» **Work item**: Whichever lines of the material contain "link", copy each of them.

----------

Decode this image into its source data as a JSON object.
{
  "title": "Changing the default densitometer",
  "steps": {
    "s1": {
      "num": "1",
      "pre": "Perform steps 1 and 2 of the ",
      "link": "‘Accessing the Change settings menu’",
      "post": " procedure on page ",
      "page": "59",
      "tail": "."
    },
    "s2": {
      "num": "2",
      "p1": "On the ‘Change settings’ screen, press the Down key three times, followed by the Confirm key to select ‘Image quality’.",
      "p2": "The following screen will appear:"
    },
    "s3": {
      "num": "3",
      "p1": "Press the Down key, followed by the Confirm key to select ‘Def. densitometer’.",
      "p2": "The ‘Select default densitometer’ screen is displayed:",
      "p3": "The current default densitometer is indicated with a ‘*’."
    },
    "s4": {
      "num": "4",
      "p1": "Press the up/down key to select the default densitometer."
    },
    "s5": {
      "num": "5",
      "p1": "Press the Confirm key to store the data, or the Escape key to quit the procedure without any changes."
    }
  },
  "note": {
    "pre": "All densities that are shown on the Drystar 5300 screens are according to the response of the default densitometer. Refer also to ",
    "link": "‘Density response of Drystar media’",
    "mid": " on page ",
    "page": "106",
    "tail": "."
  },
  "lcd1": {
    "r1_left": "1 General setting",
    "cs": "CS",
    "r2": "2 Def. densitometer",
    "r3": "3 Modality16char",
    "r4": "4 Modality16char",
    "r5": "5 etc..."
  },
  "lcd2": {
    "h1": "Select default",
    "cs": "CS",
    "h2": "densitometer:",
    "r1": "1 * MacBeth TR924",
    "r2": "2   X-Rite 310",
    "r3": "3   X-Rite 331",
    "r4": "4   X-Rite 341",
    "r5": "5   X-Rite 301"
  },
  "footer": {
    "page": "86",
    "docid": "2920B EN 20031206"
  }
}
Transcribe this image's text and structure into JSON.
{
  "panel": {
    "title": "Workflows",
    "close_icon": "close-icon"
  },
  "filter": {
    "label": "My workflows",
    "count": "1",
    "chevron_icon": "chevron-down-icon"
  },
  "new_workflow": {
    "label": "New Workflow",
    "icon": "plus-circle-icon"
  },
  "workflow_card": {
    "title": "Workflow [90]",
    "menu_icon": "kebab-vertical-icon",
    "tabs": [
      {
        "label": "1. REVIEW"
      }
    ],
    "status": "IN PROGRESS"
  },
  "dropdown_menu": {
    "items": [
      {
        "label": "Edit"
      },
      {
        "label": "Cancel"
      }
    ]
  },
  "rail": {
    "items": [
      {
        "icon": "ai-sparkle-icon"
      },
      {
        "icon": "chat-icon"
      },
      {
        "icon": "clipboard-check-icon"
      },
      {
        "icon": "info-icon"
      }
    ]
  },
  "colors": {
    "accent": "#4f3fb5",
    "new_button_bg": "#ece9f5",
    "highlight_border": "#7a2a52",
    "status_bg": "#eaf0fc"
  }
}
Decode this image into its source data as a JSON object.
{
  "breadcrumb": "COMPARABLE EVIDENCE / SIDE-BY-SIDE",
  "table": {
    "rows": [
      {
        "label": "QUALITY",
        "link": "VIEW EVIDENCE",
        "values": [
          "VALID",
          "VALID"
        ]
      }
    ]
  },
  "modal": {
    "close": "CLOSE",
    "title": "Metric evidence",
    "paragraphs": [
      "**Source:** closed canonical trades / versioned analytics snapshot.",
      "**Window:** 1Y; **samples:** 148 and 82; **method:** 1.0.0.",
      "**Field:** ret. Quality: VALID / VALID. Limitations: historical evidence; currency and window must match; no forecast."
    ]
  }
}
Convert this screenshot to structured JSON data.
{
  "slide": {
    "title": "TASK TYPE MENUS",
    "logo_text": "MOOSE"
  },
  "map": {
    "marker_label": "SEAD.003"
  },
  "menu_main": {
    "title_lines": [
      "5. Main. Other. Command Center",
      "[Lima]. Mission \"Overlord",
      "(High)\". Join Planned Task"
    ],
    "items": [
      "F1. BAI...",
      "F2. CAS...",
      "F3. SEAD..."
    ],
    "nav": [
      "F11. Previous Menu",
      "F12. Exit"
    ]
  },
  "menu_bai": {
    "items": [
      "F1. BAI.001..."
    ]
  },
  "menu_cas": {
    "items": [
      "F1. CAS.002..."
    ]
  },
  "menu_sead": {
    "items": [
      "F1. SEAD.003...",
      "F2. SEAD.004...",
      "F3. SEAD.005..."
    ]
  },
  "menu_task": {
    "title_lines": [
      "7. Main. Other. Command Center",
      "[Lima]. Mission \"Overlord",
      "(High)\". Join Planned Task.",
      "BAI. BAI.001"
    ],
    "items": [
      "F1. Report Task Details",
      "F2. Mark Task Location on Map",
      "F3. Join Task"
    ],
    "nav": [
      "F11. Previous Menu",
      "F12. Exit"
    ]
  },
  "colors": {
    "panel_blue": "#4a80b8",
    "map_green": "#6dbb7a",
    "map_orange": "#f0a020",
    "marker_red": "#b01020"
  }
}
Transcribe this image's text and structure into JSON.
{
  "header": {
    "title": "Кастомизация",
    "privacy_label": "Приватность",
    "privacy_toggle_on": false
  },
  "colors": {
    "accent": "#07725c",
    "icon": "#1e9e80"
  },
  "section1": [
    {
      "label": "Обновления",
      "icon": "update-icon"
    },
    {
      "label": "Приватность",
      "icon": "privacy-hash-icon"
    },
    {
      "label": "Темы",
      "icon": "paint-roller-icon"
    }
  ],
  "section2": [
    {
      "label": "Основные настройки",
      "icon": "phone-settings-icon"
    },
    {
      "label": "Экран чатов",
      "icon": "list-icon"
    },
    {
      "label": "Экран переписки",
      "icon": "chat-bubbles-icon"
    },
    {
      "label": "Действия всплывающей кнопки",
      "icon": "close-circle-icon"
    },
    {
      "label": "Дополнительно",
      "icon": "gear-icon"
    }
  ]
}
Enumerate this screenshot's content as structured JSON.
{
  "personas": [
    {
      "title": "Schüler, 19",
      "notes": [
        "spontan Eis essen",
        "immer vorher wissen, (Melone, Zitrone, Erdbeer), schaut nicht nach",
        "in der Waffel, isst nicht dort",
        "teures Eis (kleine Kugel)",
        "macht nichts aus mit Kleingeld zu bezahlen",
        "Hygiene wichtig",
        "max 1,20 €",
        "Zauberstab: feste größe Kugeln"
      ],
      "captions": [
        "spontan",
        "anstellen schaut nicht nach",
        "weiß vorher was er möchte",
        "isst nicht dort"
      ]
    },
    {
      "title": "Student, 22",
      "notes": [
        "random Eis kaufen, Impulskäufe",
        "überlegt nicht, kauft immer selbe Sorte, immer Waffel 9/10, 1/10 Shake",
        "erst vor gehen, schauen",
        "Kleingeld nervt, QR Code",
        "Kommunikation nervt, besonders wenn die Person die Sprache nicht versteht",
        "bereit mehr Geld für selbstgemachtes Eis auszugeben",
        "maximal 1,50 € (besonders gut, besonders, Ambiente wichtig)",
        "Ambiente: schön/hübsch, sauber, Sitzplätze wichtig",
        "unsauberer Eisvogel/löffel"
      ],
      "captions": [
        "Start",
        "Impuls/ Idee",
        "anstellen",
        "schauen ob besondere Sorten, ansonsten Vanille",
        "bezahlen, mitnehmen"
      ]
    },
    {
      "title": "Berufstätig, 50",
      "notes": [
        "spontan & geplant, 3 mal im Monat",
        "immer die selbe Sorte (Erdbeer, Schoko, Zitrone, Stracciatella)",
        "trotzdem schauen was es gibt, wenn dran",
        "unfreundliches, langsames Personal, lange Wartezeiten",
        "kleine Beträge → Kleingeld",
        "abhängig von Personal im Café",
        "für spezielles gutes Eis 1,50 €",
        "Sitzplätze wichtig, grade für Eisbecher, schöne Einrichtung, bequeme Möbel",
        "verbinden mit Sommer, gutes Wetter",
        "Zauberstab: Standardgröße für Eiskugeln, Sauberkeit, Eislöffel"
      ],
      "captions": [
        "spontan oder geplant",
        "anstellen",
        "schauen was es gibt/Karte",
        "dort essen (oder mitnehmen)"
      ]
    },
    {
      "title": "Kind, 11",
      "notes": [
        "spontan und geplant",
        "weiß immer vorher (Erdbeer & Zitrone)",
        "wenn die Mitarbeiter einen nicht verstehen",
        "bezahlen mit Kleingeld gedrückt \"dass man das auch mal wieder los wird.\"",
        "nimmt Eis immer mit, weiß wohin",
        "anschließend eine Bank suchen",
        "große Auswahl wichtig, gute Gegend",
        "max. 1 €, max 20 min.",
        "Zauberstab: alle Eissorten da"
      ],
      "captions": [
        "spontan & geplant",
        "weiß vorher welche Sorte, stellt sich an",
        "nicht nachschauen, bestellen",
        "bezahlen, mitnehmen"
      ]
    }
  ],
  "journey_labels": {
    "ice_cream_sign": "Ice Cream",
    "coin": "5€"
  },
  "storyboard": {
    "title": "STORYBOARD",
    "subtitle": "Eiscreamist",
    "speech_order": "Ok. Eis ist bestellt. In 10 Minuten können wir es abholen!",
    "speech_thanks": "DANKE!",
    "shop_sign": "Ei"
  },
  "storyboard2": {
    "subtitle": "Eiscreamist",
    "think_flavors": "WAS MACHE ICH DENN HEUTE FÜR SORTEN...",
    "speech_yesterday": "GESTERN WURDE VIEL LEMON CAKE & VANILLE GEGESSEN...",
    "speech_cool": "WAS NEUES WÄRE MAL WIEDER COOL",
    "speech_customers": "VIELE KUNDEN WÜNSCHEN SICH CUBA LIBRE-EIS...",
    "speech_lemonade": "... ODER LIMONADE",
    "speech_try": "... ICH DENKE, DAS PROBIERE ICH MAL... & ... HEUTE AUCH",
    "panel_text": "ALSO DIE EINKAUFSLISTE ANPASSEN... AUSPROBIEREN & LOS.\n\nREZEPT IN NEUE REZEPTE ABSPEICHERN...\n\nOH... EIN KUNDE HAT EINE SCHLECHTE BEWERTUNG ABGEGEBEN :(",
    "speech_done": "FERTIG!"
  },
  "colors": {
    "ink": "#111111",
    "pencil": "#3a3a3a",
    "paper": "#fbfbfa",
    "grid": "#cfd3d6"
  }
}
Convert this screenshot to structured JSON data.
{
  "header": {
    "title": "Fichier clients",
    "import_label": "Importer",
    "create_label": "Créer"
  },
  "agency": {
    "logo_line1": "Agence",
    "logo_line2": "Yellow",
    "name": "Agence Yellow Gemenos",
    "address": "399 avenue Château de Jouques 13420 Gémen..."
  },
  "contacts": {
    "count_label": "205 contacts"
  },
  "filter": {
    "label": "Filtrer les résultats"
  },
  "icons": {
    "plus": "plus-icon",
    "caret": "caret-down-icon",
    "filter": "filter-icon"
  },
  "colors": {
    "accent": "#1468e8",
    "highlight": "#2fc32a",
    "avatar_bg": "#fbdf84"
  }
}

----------

» **Expected answer**:
      "link": "‘Accessing the Change settings menu’",
    "link": "‘Density response of Drystar media’",
        "link": "VIEW EVIDENCE",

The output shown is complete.